| Anti-psychotics likely to cause brain damage, new study claims
July 7, 2010
by Angela Hussain
Anti-psychotic drugs are likely to cause brain damage, according to a new study.
The results challenge the widely-held view that schizophrenia itself causes brain structural changes, such as less brain grey matter, bigger ventricles and larger cerebrospinal fluid (CSF) spaces, claim researchers.
The results are published in an edition earlier this year of the Psychological Medicine journal.
Researchers reviewed magnetic resonance imaging studies which had examined brain changes in patients on anti-psychotics and those of patients not on the drugs.
More than half (14) of 26 studies showed that the brains of patients on anti-psychotics had shrunk.
Of the 21 studies of patients not on anti-psychotics, five suggested brain size decreases. But no differences were reported in three studies of non-drug (known as ‘drug-naïve’) patients who had been ill for a long time.
The results are “remarkable”, claim the study's researchers, because they contradict research purporting to rule out anti-psychotic drug-induced effects on brain size."
Most studies of drug-naïve patients did not report or detect differences in total brain volume, global grey matter or CSF volumes between patients and controls, including three studies of untreated patients with long-term illness,” stated the researchers, including Dr Joanne Moncrieff, of the Department of Mental Health Sciences, University College London.
Upto now few studies have investigated primarily the effects of anti-psychotic treatment on brain structure.
"Overall there seems to be enough evidence to suggest that antipsychotic drug treatment may play a role in reducing brain volume and increasing CSF or ventricular spaces," the researchers wrote.
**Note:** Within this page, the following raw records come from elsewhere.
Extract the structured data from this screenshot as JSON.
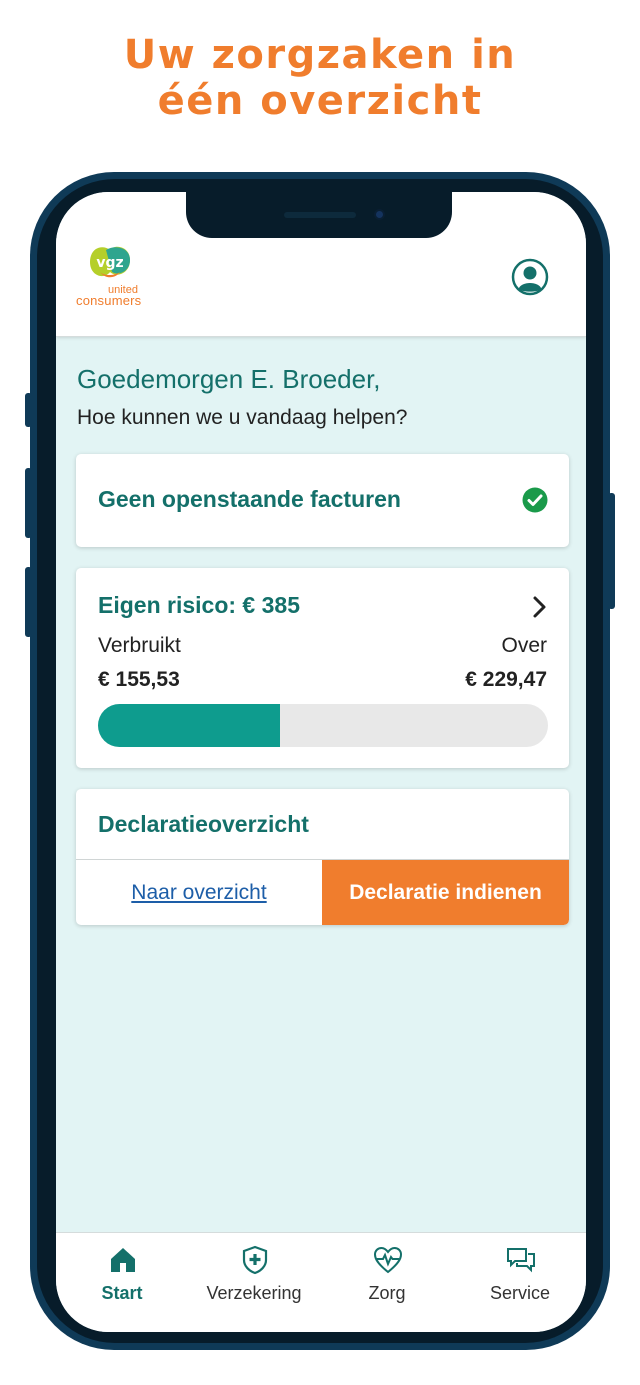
{
  "headline": {
    "line1": "Uw zorgzaken in",
    "line2": "één overzicht"
  },
  "logo": {
    "mark": "vgz",
    "word1": "united",
    "word2": "consumers"
  },
  "header": {
    "profile_icon": "user-circle-icon"
  },
  "greeting": {
    "title": "Goedemorgen E. Broeder,",
    "subtitle": "Hoe kunnen we u vandaag helpen?"
  },
  "invoices_card": {
    "title": "Geen openstaande facturen",
    "status_icon": "check-circle-icon",
    "status_color": "#1a9a4a"
  },
  "deductible_card": {
    "title": "Eigen risico: € 385",
    "used_label": "Verbruikt",
    "remaining_label": "Over",
    "used_value": "€ 155,53",
    "remaining_value": "€ 229,47",
    "progress_fraction": 0.404,
    "progress_color": "#0e9c8e",
    "chevron_icon": "chevron-right-icon"
  },
  "claims_card": {
    "title": "Declaratieoverzicht",
    "overview_link": "Naar overzicht",
    "submit_button": "Declaratie indienen",
    "accent_color": "#f07d2d"
  },
  "bottom_nav": {
    "items": [
      {
        "label": "Start",
        "icon": "home-icon",
        "active": true
      },
      {
        "label": "Verzekering",
        "icon": "shield-plus-icon",
        "active": false
      },
      {
        "label": "Zorg",
        "icon": "heartbeat-icon",
        "active": false
      },
      {
        "label": "Service",
        "icon": "chat-bubbles-icon",
        "active": false
      }
    ]
  },
  "colors": {
    "brand_teal": "#14706a",
    "brand_orange": "#f07d2d",
    "screen_background": "#e2f4f4",
    "phone_frame": "#0f3a57"
  }
}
Further research is urgently required, stated the paper, entitled A Systematic Review of the Effects of Antipsychotic Drugs on Brain Volume.
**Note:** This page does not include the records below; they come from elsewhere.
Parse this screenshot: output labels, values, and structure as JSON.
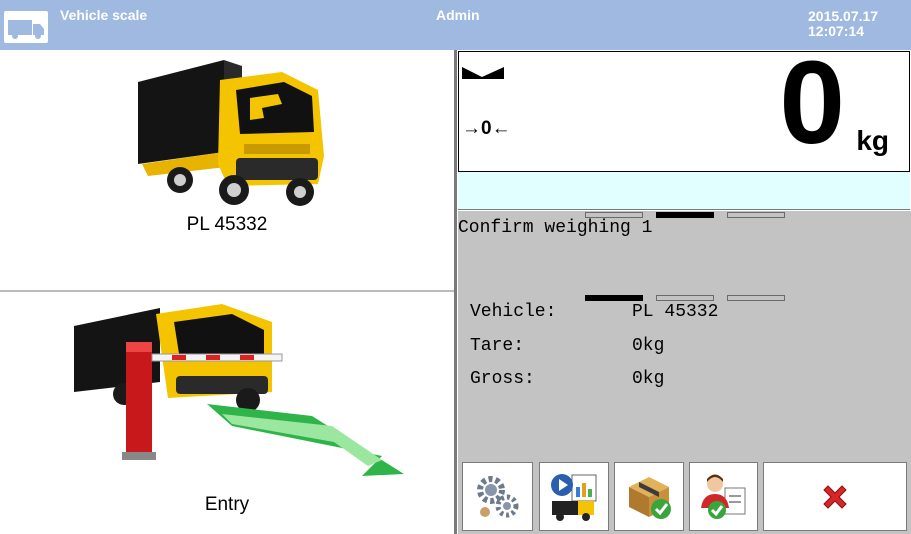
{
  "header": {
    "app_icon": "truck-icon",
    "title": "Vehicle scale",
    "user": "Admin",
    "date": "2015.07.17",
    "time": "12:07:14"
  },
  "vehicle_panel": {
    "plate": "PL 45332",
    "image": "yellow-truck-image"
  },
  "entry_panel": {
    "label": "Entry",
    "image": "truck-barrier-entry-image"
  },
  "scale": {
    "weight": "0",
    "unit": "kg",
    "stable_indicator": "stable-indicator-icon",
    "zero_indicator": "→0←",
    "message": ""
  },
  "process": {
    "step_title": "Confirm weighing 1",
    "step_progress": {
      "total": 3,
      "active_index": 2
    },
    "field_progress": {
      "total": 3,
      "active_index": 1
    },
    "fields": [
      {
        "label": "Vehicle:",
        "value": "PL 45332"
      },
      {
        "label": "Tare:",
        "value": "0kg"
      },
      {
        "label": "Gross:",
        "value": "0kg"
      }
    ]
  },
  "buttons": [
    {
      "name": "settings-button",
      "icon": "gears-icon"
    },
    {
      "name": "reports-button",
      "icon": "report-truck-icon"
    },
    {
      "name": "products-button",
      "icon": "package-check-icon"
    },
    {
      "name": "operators-button",
      "icon": "user-check-icon"
    },
    {
      "name": "cancel-button",
      "icon": "red-x-icon"
    }
  ],
  "colors": {
    "header_bg": "#9fb9e0",
    "message_bg": "#e1ffff",
    "process_bg": "#c3c3c3",
    "cancel_red": "#d7262a",
    "truck_yellow": "#f5c400"
  }
}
Dr Moncrieff, also a London NHS psychiatrist, told psychminded.co.uk: “The psychiatric community still seem unworried by this [the possible effects on the brain of anti-psychotic medication] and continue to focus on the idea that schizophrenia is causing the brain damage.”
See: Big Issue - psychiatric medication
do you think? Email your comments on the above
article to the editor using the form below. Selected comments will
© 2001-7 Psychminded Limited. All
about this article